> _PROBLEM STATEMENT_
Return the full set of entries precisely. Do not carry over any pictures.

╭─ MATERIAL PROVIDED

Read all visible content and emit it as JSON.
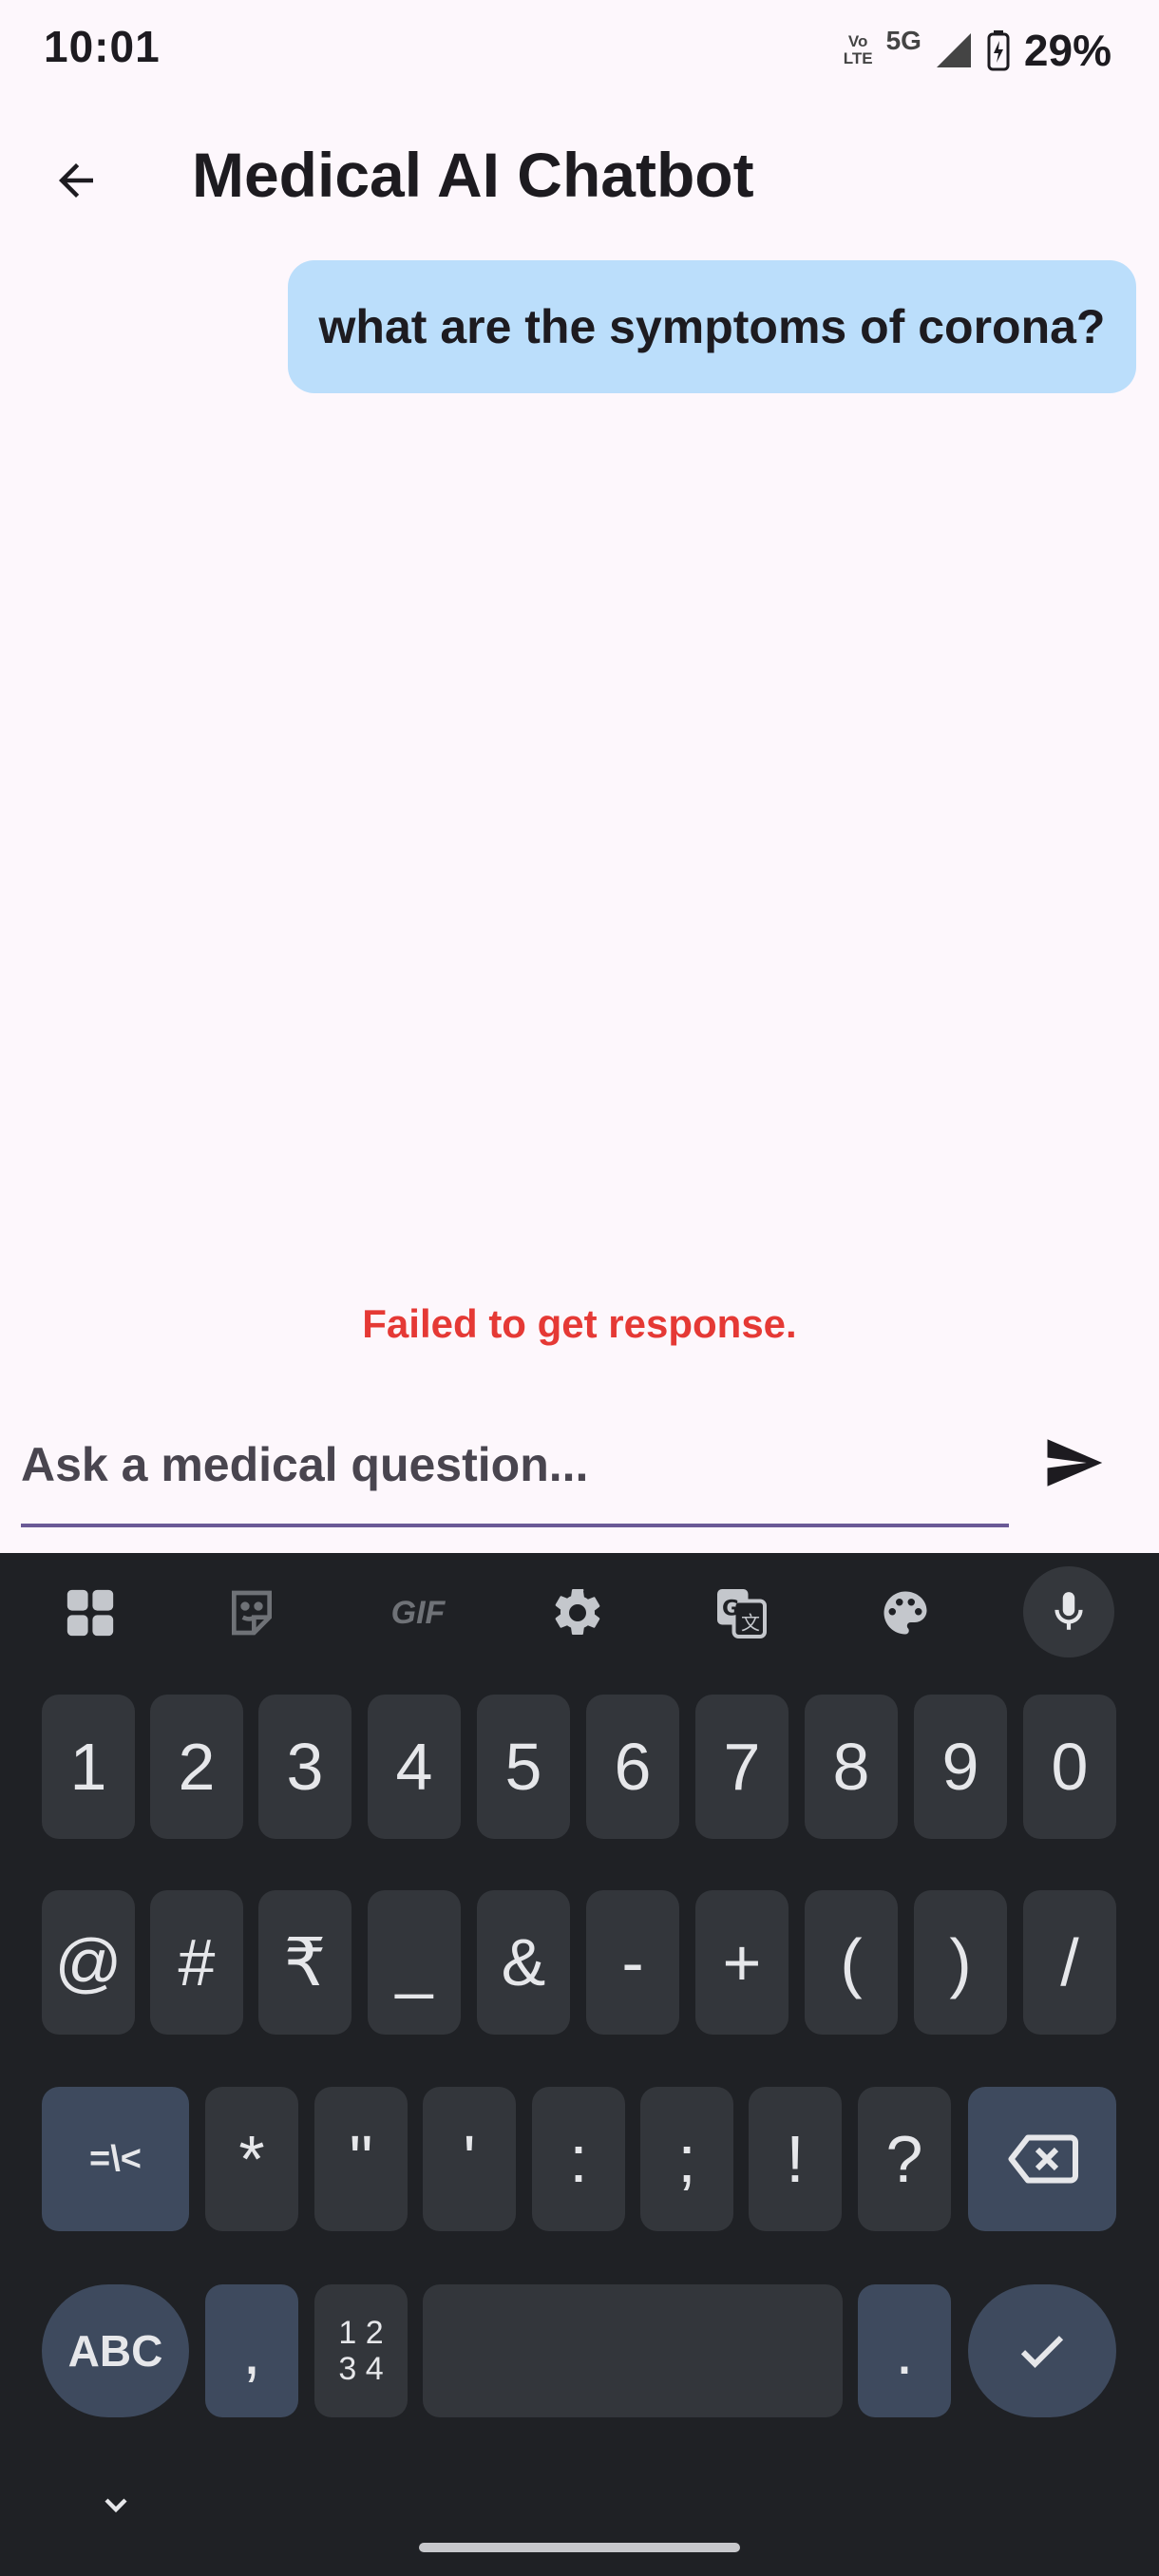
{
  "status_bar": {
    "time": "10:01",
    "volte_top": "Vo",
    "volte_bottom": "LTE",
    "network": "5G",
    "battery": "29%"
  },
  "app_bar": {
    "title": "Medical AI Chatbot"
  },
  "messages": [
    {
      "role": "user",
      "text": "what are the symptoms of corona?"
    }
  ],
  "error_text": "Failed to get response.",
  "input": {
    "placeholder": "Ask a medical question...",
    "value": ""
  },
  "keyboard": {
    "toolbar": [
      "apps-icon",
      "sticker-icon",
      "GIF",
      "settings-icon",
      "translate-icon",
      "palette-icon",
      "mic-icon"
    ],
    "row1": [
      "1",
      "2",
      "3",
      "4",
      "5",
      "6",
      "7",
      "8",
      "9",
      "0"
    ],
    "row2": [
      "@",
      "#",
      "₹",
      "_",
      "&",
      "-",
      "+",
      "(",
      ")",
      "/"
    ],
    "row3": [
      "=\\<",
      "*",
      "\"",
      "'",
      ":",
      ";",
      "!",
      "?"
    ],
    "row4": {
      "abc": "ABC",
      "comma": ",",
      "num_top": "1 2",
      "num_bottom": "3 4",
      "period": "."
    }
  }
}
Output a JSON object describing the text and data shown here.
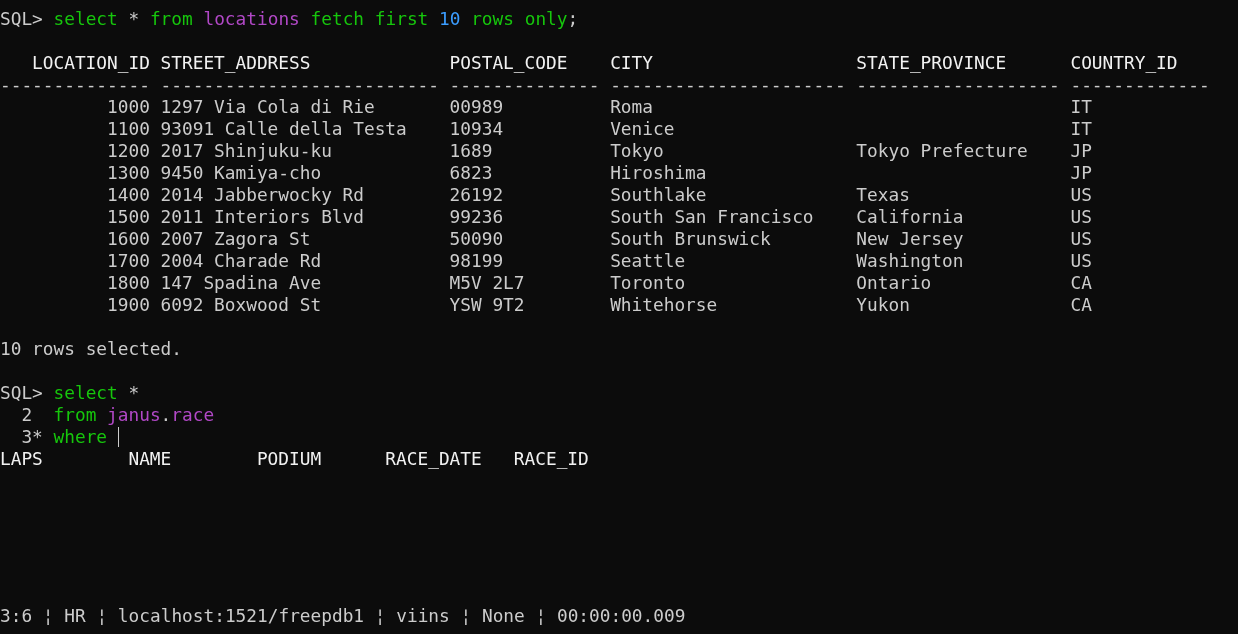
{
  "first_query": {
    "lines": [
      {
        "kind": "sql",
        "prompt": "SQL>",
        "tokens": [
          {
            "kind": "keyword",
            "text": "select"
          },
          {
            "kind": "operator",
            "text": "*"
          },
          {
            "kind": "keyword",
            "text": "from"
          },
          {
            "kind": "identifier",
            "text": "locations"
          },
          {
            "kind": "keyword",
            "text": "fetch first"
          },
          {
            "kind": "number",
            "text": "10"
          },
          {
            "kind": "keyword",
            "text": "rows only"
          },
          {
            "kind": "punct",
            "text": ";"
          }
        ]
      }
    ]
  },
  "result_table": {
    "columns": [
      {
        "name": "LOCATION_ID",
        "rule": "--------------",
        "kind": "number"
      },
      {
        "name": "STREET_ADDRESS",
        "rule": "--------------------------",
        "kind": "text"
      },
      {
        "name": "POSTAL_CODE",
        "rule": "--------------",
        "kind": "text"
      },
      {
        "name": "CITY",
        "rule": "----------------------",
        "kind": "text"
      },
      {
        "name": "STATE_PROVINCE",
        "rule": "-------------------",
        "kind": "text"
      },
      {
        "name": "COUNTRY_ID",
        "rule": "-------------",
        "kind": "text"
      }
    ],
    "rows": [
      [
        "1000",
        "1297 Via Cola di Rie",
        "00989",
        "Roma",
        null,
        "IT"
      ],
      [
        "1100",
        "93091 Calle della Testa",
        "10934",
        "Venice",
        null,
        "IT"
      ],
      [
        "1200",
        "2017 Shinjuku-ku",
        "1689",
        "Tokyo",
        "Tokyo Prefecture",
        "JP"
      ],
      [
        "1300",
        "9450 Kamiya-cho",
        "6823",
        "Hiroshima",
        null,
        "JP"
      ],
      [
        "1400",
        "2014 Jabberwocky Rd",
        "26192",
        "Southlake",
        "Texas",
        "US"
      ],
      [
        "1500",
        "2011 Interiors Blvd",
        "99236",
        "South San Francisco",
        "California",
        "US"
      ],
      [
        "1600",
        "2007 Zagora St",
        "50090",
        "South Brunswick",
        "New Jersey",
        "US"
      ],
      [
        "1700",
        "2004 Charade Rd",
        "98199",
        "Seattle",
        "Washington",
        "US"
      ],
      [
        "1800",
        "147 Spadina Ave",
        "M5V 2L7",
        "Toronto",
        "Ontario",
        "CA"
      ],
      [
        "1900",
        "6092 Boxwood St",
        "YSW 9T2",
        "Whitehorse",
        "Yukon",
        "CA"
      ]
    ],
    "footer": "10 rows selected."
  },
  "second_query": {
    "lines": [
      {
        "kind": "sql",
        "prompt": "SQL>",
        "tokens": [
          {
            "kind": "keyword",
            "text": "select"
          },
          {
            "kind": "operator",
            "text": "*"
          }
        ]
      },
      {
        "kind": "continuation",
        "prompt": "2",
        "tokens": [
          {
            "kind": "keyword",
            "text": "from"
          },
          {
            "kind": "identifier",
            "text": "janus"
          },
          {
            "kind": "punct",
            "text": "."
          },
          {
            "kind": "identifier",
            "text": "race"
          }
        ]
      },
      {
        "kind": "continuation",
        "prompt": "3*",
        "cursor": true,
        "tokens": [
          {
            "kind": "keyword",
            "text": "where"
          }
        ]
      }
    ]
  },
  "completion_columns": [
    "LAPS",
    "NAME",
    "PODIUM",
    "RACE_DATE",
    "RACE_ID"
  ],
  "status_bar": [
    "3:6",
    "HR",
    "localhost:1521/freepdb1",
    "viins",
    "None",
    "00:00:00.009"
  ],
  "status_separator": "¦"
}
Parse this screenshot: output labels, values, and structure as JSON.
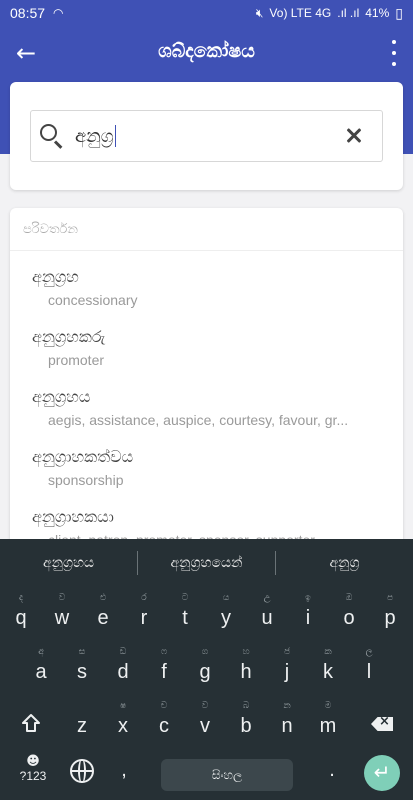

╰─

> _SOLUTION_
Read all visible content and emit it as JSON.
{
  "status_bar": {
    "time": "10:01",
    "volte_top": "Vo",
    "volte_bottom": "LTE",
    "network": "5G",
    "battery": "29%"
  },
  "app_bar": {
    "title": "Medical AI Chatbot"
  },
  "messages": [
    {
      "role": "user",
      "text": "what are the symptoms of corona?"
    }
  ],
  "error_text": "Failed to get response.",
  "input": {
    "placeholder": "Ask a medical question...",
    "value": ""
  },
  "keyboard": {
    "toolbar": [
      "apps-icon",
      "sticker-icon",
      "GIF",
      "settings-icon",
      "translate-icon",
      "palette-icon",
      "mic-icon"
    ],
    "row1": [
      "1",
      "2",
      "3",
      "4",
      "5",
      "6",
      "7",
      "8",
      "9",
      "0"
    ],
    "row2": [
      "@",
      "#",
      "₹",
      "_",
      "&",
      "-",
      "+",
      "(",
      ")",
      "/"
    ],
    "row3": [
      "=\\<",
      "*",
      "\"",
      "'",
      ":",
      ";",
      "!",
      "?"
    ],
    "row4": {
      "abc": "ABC",
      "comma": ",",
      "num_top": "1 2",
      "num_bottom": "3 4",
      "period": "."
    }
  }
}
Output a JSON object describing the text and data shown here.
{
  "first_query": {
    "lines": [
      {
        "kind": "sql",
        "prompt": "SQL>",
        "tokens": [
          {
            "kind": "keyword",
            "text": "select"
          },
          {
            "kind": "operator",
            "text": "*"
          },
          {
            "kind": "keyword",
            "text": "from"
          },
          {
            "kind": "identifier",
            "text": "locations"
          },
          {
            "kind": "keyword",
            "text": "fetch first"
          },
          {
            "kind": "number",
            "text": "10"
          },
          {
            "kind": "keyword",
            "text": "rows only"
          },
          {
            "kind": "punct",
            "text": ";"
          }
        ]
      }
    ]
  },
  "result_table": {
    "columns": [
      {
        "name": "LOCATION_ID",
        "rule": "--------------",
        "kind": "number"
      },
      {
        "name": "STREET_ADDRESS",
        "rule": "--------------------------",
        "kind": "text"
      },
      {
        "name": "POSTAL_CODE",
        "rule": "--------------",
        "kind": "text"
      },
      {
        "name": "CITY",
        "rule": "----------------------",
        "kind": "text"
      },
      {
        "name": "STATE_PROVINCE",
        "rule": "-------------------",
        "kind": "text"
      },
      {
        "name": "COUNTRY_ID",
        "rule": "-------------",
        "kind": "text"
      }
    ],
    "rows": [
      [
        "1000",
        "1297 Via Cola di Rie",
        "00989",
        "Roma",
        null,
        "IT"
      ],
      [
        "1100",
        "93091 Calle della Testa",
        "10934",
        "Venice",
        null,
        "IT"
      ],
      [
        "1200",
        "2017 Shinjuku-ku",
        "1689",
        "Tokyo",
        "Tokyo Prefecture",
        "JP"
      ],
      [
        "1300",
        "9450 Kamiya-cho",
        "6823",
        "Hiroshima",
        null,
        "JP"
      ],
      [
        "1400",
        "2014 Jabberwocky Rd",
        "26192",
        "Southlake",
        "Texas",
        "US"
      ],
      [
        "1500",
        "2011 Interiors Blvd",
        "99236",
        "South San Francisco",
        "California",
        "US"
      ],
      [
        "1600",
        "2007 Zagora St",
        "50090",
        "South Brunswick",
        "New Jersey",
        "US"
      ],
      [
        "1700",
        "2004 Charade Rd",
        "98199",
        "Seattle",
        "Washington",
        "US"
      ],
      [
        "1800",
        "147 Spadina Ave",
        "M5V 2L7",
        "Toronto",
        "Ontario",
        "CA"
      ],
      [
        "1900",
        "6092 Boxwood St",
        "YSW 9T2",
        "Whitehorse",
        "Yukon",
        "CA"
      ]
    ],
    "footer": "10 rows selected."
  },
  "second_query": {
    "lines": [
      {
        "kind": "sql",
        "prompt": "SQL>",
        "tokens": [
          {
            "kind": "keyword",
            "text": "select"
          },
          {
            "kind": "operator",
            "text": "*"
          }
        ]
      },
      {
        "kind": "continuation",
        "prompt": "2",
        "tokens": [
          {
            "kind": "keyword",
            "text": "from"
          },
          {
            "kind": "identifier",
            "text": "janus"
          },
          {
            "kind": "punct",
            "text": "."
          },
          {
            "kind": "identifier",
            "text": "race"
          }
        ]
      },
      {
        "kind": "continuation",
        "prompt": "3*",
        "cursor": true,
        "tokens": [
          {
            "kind": "keyword",
            "text": "where"
          }
        ]
      }
    ]
  },
  "completion_columns": [
    "LAPS",
    "NAME",
    "PODIUM",
    "RACE_DATE",
    "RACE_ID"
  ],
  "status_bar": [
    "3:6",
    "HR",
    "localhost:1521/freepdb1",
    "viins",
    "None",
    "00:00:00.009"
  ],
  "status_separator": "¦"
}
Parse this screenshot: output labels, values, and structure as JSON.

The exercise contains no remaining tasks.